British Columbia

B.C.'s Morgane Oger first transgender woman to be nominated by major party

'I recognize that it's a historic moment. I'm the first transgender woman to be nominated as a candidate by a major party in Canada for any level of government. That feels really good,' says Oger.

Oger will be the B.C. NDP candidate for Vancouver-False Creek in the 2017 provincial election

Morgane Oger celebrates her nomination. On Sunday, Nov. 27, 2016, Oger was chosen by the B.C. NDP to be the party's candidate for the Vancouver-False Creek riding in next May's election. (Morgane Oger/Twitter)

Vancouver's Morgane Oger continues to break barriers.

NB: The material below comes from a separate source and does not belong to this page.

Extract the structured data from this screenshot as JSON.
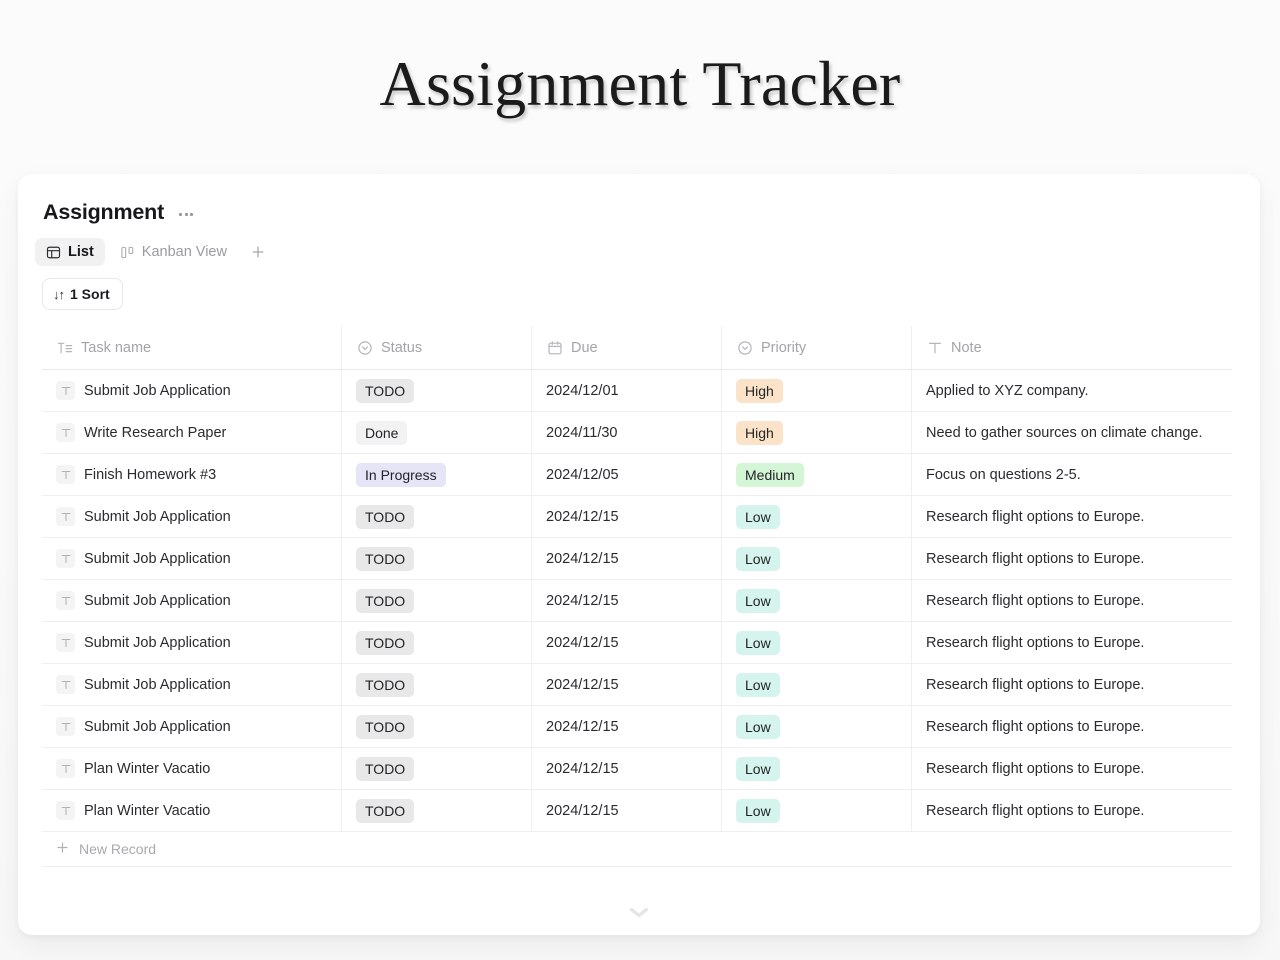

On Sunday she became the first transgender person to be nominated by a major political party as a candidate at any level of government in Canada.

Earlier this year, Winnipeg transgender advocate Shandi Strong ran unsuccessfully for the Liberals in Manitoba's provincial election. Unlike the B.C. NDP, though, that party is not a major player in its province's political scene, having only won 3 seats in the latest election, and even fewer in the four previous elections.

Oger will now try to win the provincial riding of Vancouver-False Creek in May, which is currently held by the B.C. Liberal's Sam Sullivan.

"If I am elected I'll become the first transgender person in Canadian history to get elected to any position," she said.

"I'm aware of what this means to marginalized people in Canada. I'm aware that it represents the fact that there's going to be a little bit less marginalization. I'm very aware of the systemic discrimination of all kinds of communities, not just the ones I happen to belong to."

Oger is not new to political life and has been an outspoken advocate for a number of causes.

A single mother of two, she has volunteered at civic, provincial and federal levels, but has never before sought public office.

Oger faced some competition for the nomination from Avneet Johal, a former UBC student politician, but he later withdrew.

Now Oger says it's time to focus on getting ready to win the riding in May.

"Now we kick off our campaign in earnest," she said. "We have a long road ahead in Vancouver-False Creek.

"The last election, you know, we were beaten by about 10 per cent, so we've decided to get started right away."

Oger says she also wants to get out into the riding and meet more constituents.

"I'm going to represent everybody. I understand what it's like to be marginalized and that it's a struggle," she said. "I understand that British Columbia is a province that needs to work for everybody."